### What the task asks:
Without including any picture, return the complete set of records exactly.

### Data for analysis:

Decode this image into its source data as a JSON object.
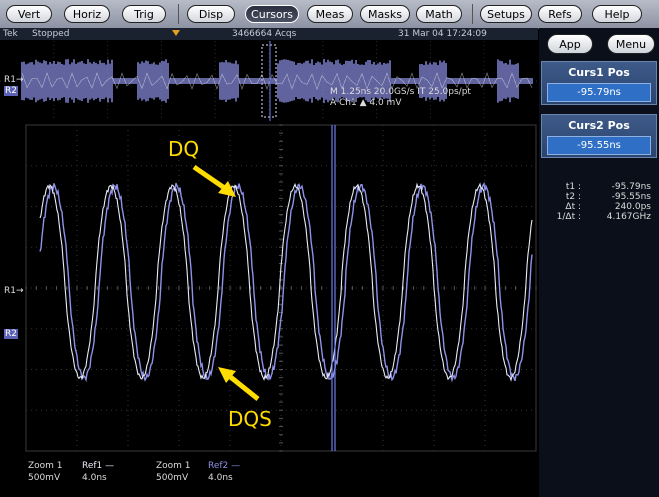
{
  "menu": {
    "vert": "Vert",
    "horiz": "Horiz",
    "trig": "Trig",
    "disp": "Disp",
    "cursors": "Cursors",
    "meas": "Meas",
    "masks": "Masks",
    "math": "Math",
    "setups": "Setups",
    "refs": "Refs",
    "help": "Help"
  },
  "status": {
    "brand": "Tek",
    "state": "Stopped",
    "acqs": "3466664 Acqs",
    "datetime": "31 Mar 04 17:24:09"
  },
  "overview": {
    "r1": "R1",
    "r2": "R2",
    "timebase_line1": "M 1.25ns   20.0GS/s    IT 25.0ps/pt",
    "timebase_line2": "A  Ch1 ▲           4.0 mV"
  },
  "main": {
    "r1": "R1",
    "r2": "R2",
    "label_dq": "DQ",
    "label_dqs": "DQS"
  },
  "bottom": {
    "ref1": {
      "zoom": "Zoom 1",
      "ref": "Ref1 —",
      "volts": "500mV",
      "time": "4.0ns"
    },
    "ref2": {
      "zoom": "Zoom 1",
      "ref": "Ref2 —",
      "volts": "500mV",
      "time": "4.0ns"
    }
  },
  "panel": {
    "app": "App",
    "menu": "Menu",
    "curs1_title": "Curs1 Pos",
    "curs1_value": "-95.79ns",
    "curs2_title": "Curs2 Pos",
    "curs2_value": "-95.55ns",
    "readout": [
      {
        "k": "t1 :",
        "v": "-95.79ns"
      },
      {
        "k": "t2 :",
        "v": "-95.55ns"
      },
      {
        "k": "Δt :",
        "v": "240.0ps"
      },
      {
        "k": "1/Δt :",
        "v": "4.167GHz"
      }
    ]
  },
  "colors": {
    "trace_dq": "#e8ecf8",
    "trace_dqs": "#8f92e8",
    "cursor": "#6e7fe8",
    "annotation": "#ffdd00",
    "accent": "#2f6fc6",
    "marker": "#e0a020"
  },
  "icons": {
    "trigger_marker": "triangle-down-icon",
    "ref_marker": "arrow-right-icon"
  }
}
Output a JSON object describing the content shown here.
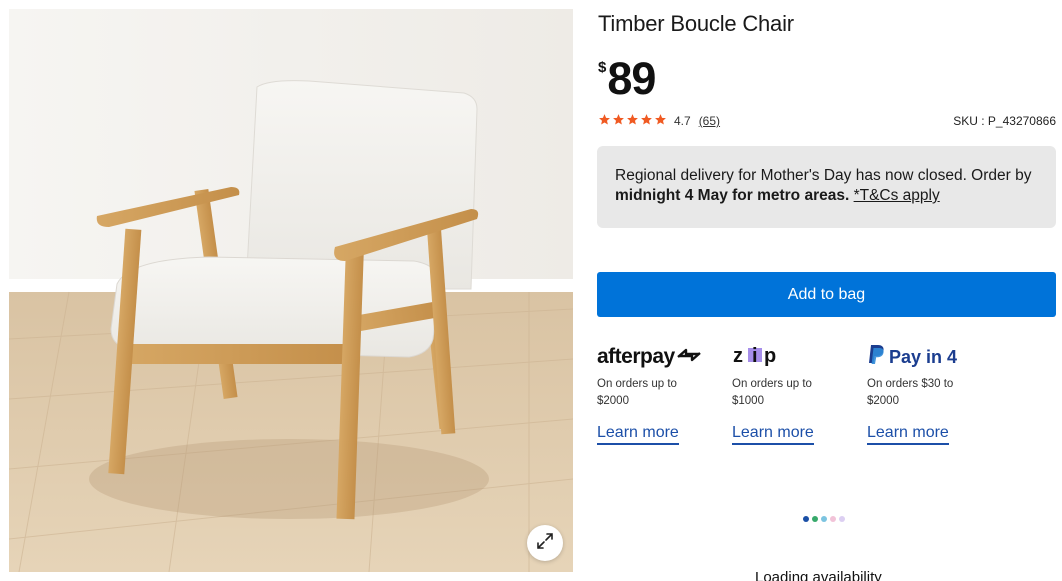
{
  "product": {
    "title": "Timber Boucle Chair",
    "currency_symbol": "$",
    "price": "89",
    "rating": "4.7",
    "review_count": "(65)",
    "sku": "SKU : P_43270866"
  },
  "notice": {
    "text_before": "Regional delivery for Mother's Day has now closed. Order by ",
    "bold": "midnight 4 May for metro areas.",
    "link": "*T&Cs apply"
  },
  "actions": {
    "add_to_bag": "Add to bag"
  },
  "payments": [
    {
      "brand": "afterpay",
      "desc": "On orders up to $2000",
      "link": "Learn more"
    },
    {
      "brand": "zip",
      "desc": "On orders up to $1000",
      "link": "Learn more"
    },
    {
      "brand": "Pay in 4",
      "desc": "On orders $30 to $2000",
      "link": "Learn more"
    }
  ],
  "status": {
    "loading": "Loading availability"
  },
  "colors": {
    "accent": "#0073d9",
    "star": "#f05a22",
    "link": "#1c4fa8",
    "notice_bg": "#e8e8e8"
  },
  "icons": {
    "expand": "expand-icon",
    "star": "star-icon"
  }
}
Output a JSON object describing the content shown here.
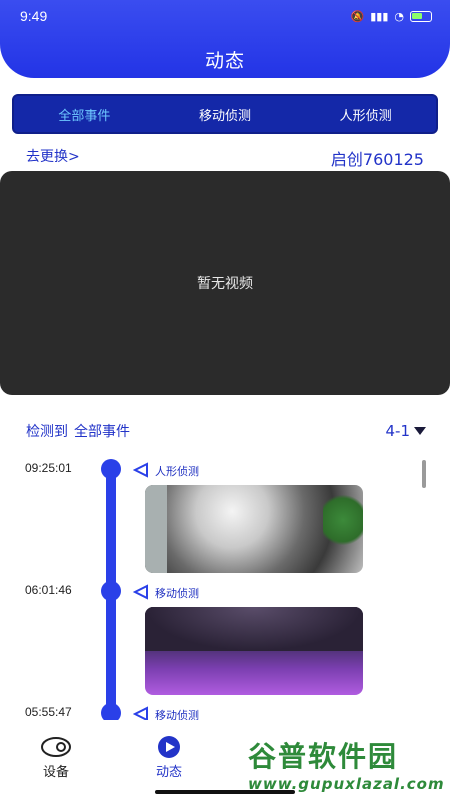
{
  "status": {
    "time": "9:49",
    "battery": "85"
  },
  "header": {
    "title": "动态"
  },
  "tabs": [
    {
      "label": "全部事件",
      "active": true
    },
    {
      "label": "移动侦测",
      "active": false
    },
    {
      "label": "人形侦测",
      "active": false
    }
  ],
  "device": {
    "switch_label": "去更换>",
    "name": "启创760125"
  },
  "video": {
    "empty_text": "暂无视频"
  },
  "filter": {
    "prefix": "检测到",
    "event_type": "全部事件",
    "date": "4-1"
  },
  "events": [
    {
      "time": "09:25:01",
      "type": "人形侦测"
    },
    {
      "time": "06:01:46",
      "type": "移动侦测"
    },
    {
      "time": "05:55:47",
      "type": "移动侦测"
    }
  ],
  "nav": [
    {
      "label": "设备",
      "icon": "camera-icon",
      "active": false
    },
    {
      "label": "动态",
      "icon": "play-icon",
      "active": true
    }
  ],
  "watermark": {
    "title": "谷普软件园",
    "url": "www.gupuxlazal.com"
  },
  "colors": {
    "accent": "#2a40e8",
    "tab_active": "#6ec8ff",
    "text_blue": "#2233c8"
  }
}
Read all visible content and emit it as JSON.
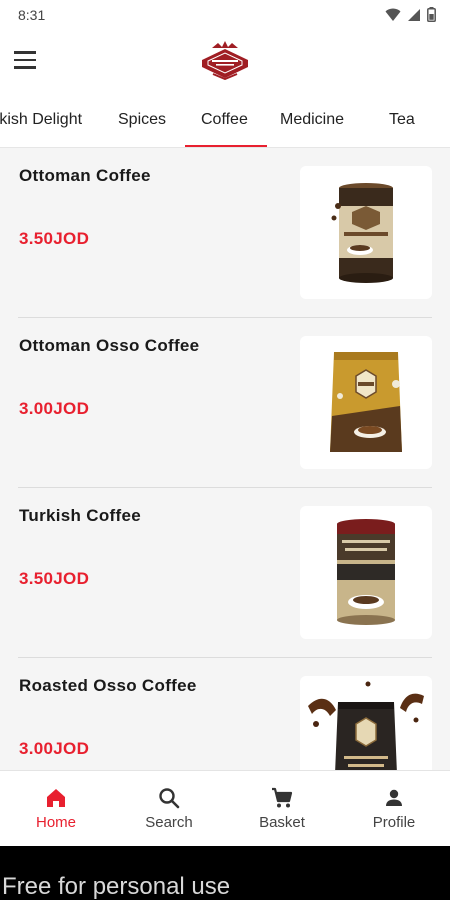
{
  "status_bar": {
    "time": "8:31"
  },
  "header": {
    "logo_icon": "brand-logo"
  },
  "tabs": [
    {
      "label": "rkish Delight"
    },
    {
      "label": "Spices"
    },
    {
      "label": "Coffee",
      "active": true
    },
    {
      "label": "Medicine"
    },
    {
      "label": "Tea"
    }
  ],
  "products": [
    {
      "name": "Ottoman Coffee",
      "price": "3.50JOD",
      "image_icon": "coffee-tin-icon"
    },
    {
      "name": "Ottoman Osso Coffee",
      "price": "3.00JOD",
      "image_icon": "coffee-pouch-icon"
    },
    {
      "name": "Turkish Coffee",
      "price": "3.50JOD",
      "image_icon": "coffee-tin-icon"
    },
    {
      "name": "Roasted Osso Coffee",
      "price": "3.00JOD",
      "image_icon": "coffee-pouch-icon"
    }
  ],
  "bottom_nav": [
    {
      "label": "Home",
      "icon": "home-icon",
      "active": true
    },
    {
      "label": "Search",
      "icon": "search-icon"
    },
    {
      "label": "Basket",
      "icon": "cart-icon"
    },
    {
      "label": "Profile",
      "icon": "person-icon"
    }
  ],
  "watermark": {
    "text": "Free for personal use"
  },
  "colors": {
    "accent": "#e8202f",
    "background": "#f5f5f5",
    "logo": "#a01e24"
  }
}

### Response to this task:
Decode this image into its source data as a JSON object.
{
  "menu": {
    "vert": "Vert",
    "horiz": "Horiz",
    "trig": "Trig",
    "disp": "Disp",
    "cursors": "Cursors",
    "meas": "Meas",
    "masks": "Masks",
    "math": "Math",
    "setups": "Setups",
    "refs": "Refs",
    "help": "Help"
  },
  "status": {
    "brand": "Tek",
    "state": "Stopped",
    "acqs": "3466664 Acqs",
    "datetime": "31 Mar 04 17:24:09"
  },
  "overview": {
    "r1": "R1",
    "r2": "R2",
    "timebase_line1": "M 1.25ns   20.0GS/s    IT 25.0ps/pt",
    "timebase_line2": "A  Ch1 ▲           4.0 mV"
  },
  "main": {
    "r1": "R1",
    "r2": "R2",
    "label_dq": "DQ",
    "label_dqs": "DQS"
  },
  "bottom": {
    "ref1": {
      "zoom": "Zoom 1",
      "ref": "Ref1 —",
      "volts": "500mV",
      "time": "4.0ns"
    },
    "ref2": {
      "zoom": "Zoom 1",
      "ref": "Ref2 —",
      "volts": "500mV",
      "time": "4.0ns"
    }
  },
  "panel": {
    "app": "App",
    "menu": "Menu",
    "curs1_title": "Curs1 Pos",
    "curs1_value": "-95.79ns",
    "curs2_title": "Curs2 Pos",
    "curs2_value": "-95.55ns",
    "readout": [
      {
        "k": "t1 :",
        "v": "-95.79ns"
      },
      {
        "k": "t2 :",
        "v": "-95.55ns"
      },
      {
        "k": "Δt :",
        "v": "240.0ps"
      },
      {
        "k": "1/Δt :",
        "v": "4.167GHz"
      }
    ]
  },
  "colors": {
    "trace_dq": "#e8ecf8",
    "trace_dqs": "#8f92e8",
    "cursor": "#6e7fe8",
    "annotation": "#ffdd00",
    "accent": "#2f6fc6",
    "marker": "#e0a020"
  },
  "icons": {
    "trigger_marker": "triangle-down-icon",
    "ref_marker": "arrow-right-icon"
  }
}
Output a JSON object describing the content shown here.
{
  "product": {
    "title": "Timber Boucle Chair",
    "currency_symbol": "$",
    "price": "89",
    "rating": "4.7",
    "review_count": "(65)",
    "sku": "SKU : P_43270866"
  },
  "notice": {
    "text_before": "Regional delivery for Mother's Day has now closed. Order by ",
    "bold": "midnight 4 May for metro areas.",
    "link": "*T&Cs apply"
  },
  "actions": {
    "add_to_bag": "Add to bag"
  },
  "payments": [
    {
      "brand": "afterpay",
      "desc": "On orders up to $2000",
      "link": "Learn more"
    },
    {
      "brand": "zip",
      "desc": "On orders up to $1000",
      "link": "Learn more"
    },
    {
      "brand": "Pay in 4",
      "desc": "On orders $30 to $2000",
      "link": "Learn more"
    }
  ],
  "status": {
    "loading": "Loading availability"
  },
  "colors": {
    "accent": "#0073d9",
    "star": "#f05a22",
    "link": "#1c4fa8",
    "notice_bg": "#e8e8e8"
  },
  "icons": {
    "expand": "expand-icon",
    "star": "star-icon"
  }
}
Output a JSON object describing the content shown here.
{
  "status": {
    "time": "9:49",
    "battery": "85"
  },
  "header": {
    "title": "动态"
  },
  "tabs": [
    {
      "label": "全部事件",
      "active": true
    },
    {
      "label": "移动侦测",
      "active": false
    },
    {
      "label": "人形侦测",
      "active": false
    }
  ],
  "device": {
    "switch_label": "去更换>",
    "name": "启创760125"
  },
  "video": {
    "empty_text": "暂无视频"
  },
  "filter": {
    "prefix": "检测到",
    "event_type": "全部事件",
    "date": "4-1"
  },
  "events": [
    {
      "time": "09:25:01",
      "type": "人形侦测"
    },
    {
      "time": "06:01:46",
      "type": "移动侦测"
    },
    {
      "time": "05:55:47",
      "type": "移动侦测"
    }
  ],
  "nav": [
    {
      "label": "设备",
      "icon": "camera-icon",
      "active": false
    },
    {
      "label": "动态",
      "icon": "play-icon",
      "active": true
    }
  ],
  "watermark": {
    "title": "谷普软件园",
    "url": "www.gupuxlazal.com"
  },
  "colors": {
    "accent": "#2a40e8",
    "tab_active": "#6ec8ff",
    "text_blue": "#2233c8"
  }
}
Read all visible content and emit it as JSON.
{
  "status_bar": {
    "time": "8:31"
  },
  "header": {
    "logo_icon": "brand-logo"
  },
  "tabs": [
    {
      "label": "rkish Delight"
    },
    {
      "label": "Spices"
    },
    {
      "label": "Coffee",
      "active": true
    },
    {
      "label": "Medicine"
    },
    {
      "label": "Tea"
    }
  ],
  "products": [
    {
      "name": "Ottoman Coffee",
      "price": "3.50JOD",
      "image_icon": "coffee-tin-icon"
    },
    {
      "name": "Ottoman Osso Coffee",
      "price": "3.00JOD",
      "image_icon": "coffee-pouch-icon"
    },
    {
      "name": "Turkish Coffee",
      "price": "3.50JOD",
      "image_icon": "coffee-tin-icon"
    },
    {
      "name": "Roasted Osso Coffee",
      "price": "3.00JOD",
      "image_icon": "coffee-pouch-icon"
    }
  ],
  "bottom_nav": [
    {
      "label": "Home",
      "icon": "home-icon",
      "active": true
    },
    {
      "label": "Search",
      "icon": "search-icon"
    },
    {
      "label": "Basket",
      "icon": "cart-icon"
    },
    {
      "label": "Profile",
      "icon": "person-icon"
    }
  ],
  "watermark": {
    "text": "Free for personal use"
  },
  "colors": {
    "accent": "#e8202f",
    "background": "#f5f5f5",
    "logo": "#a01e24"
  }
}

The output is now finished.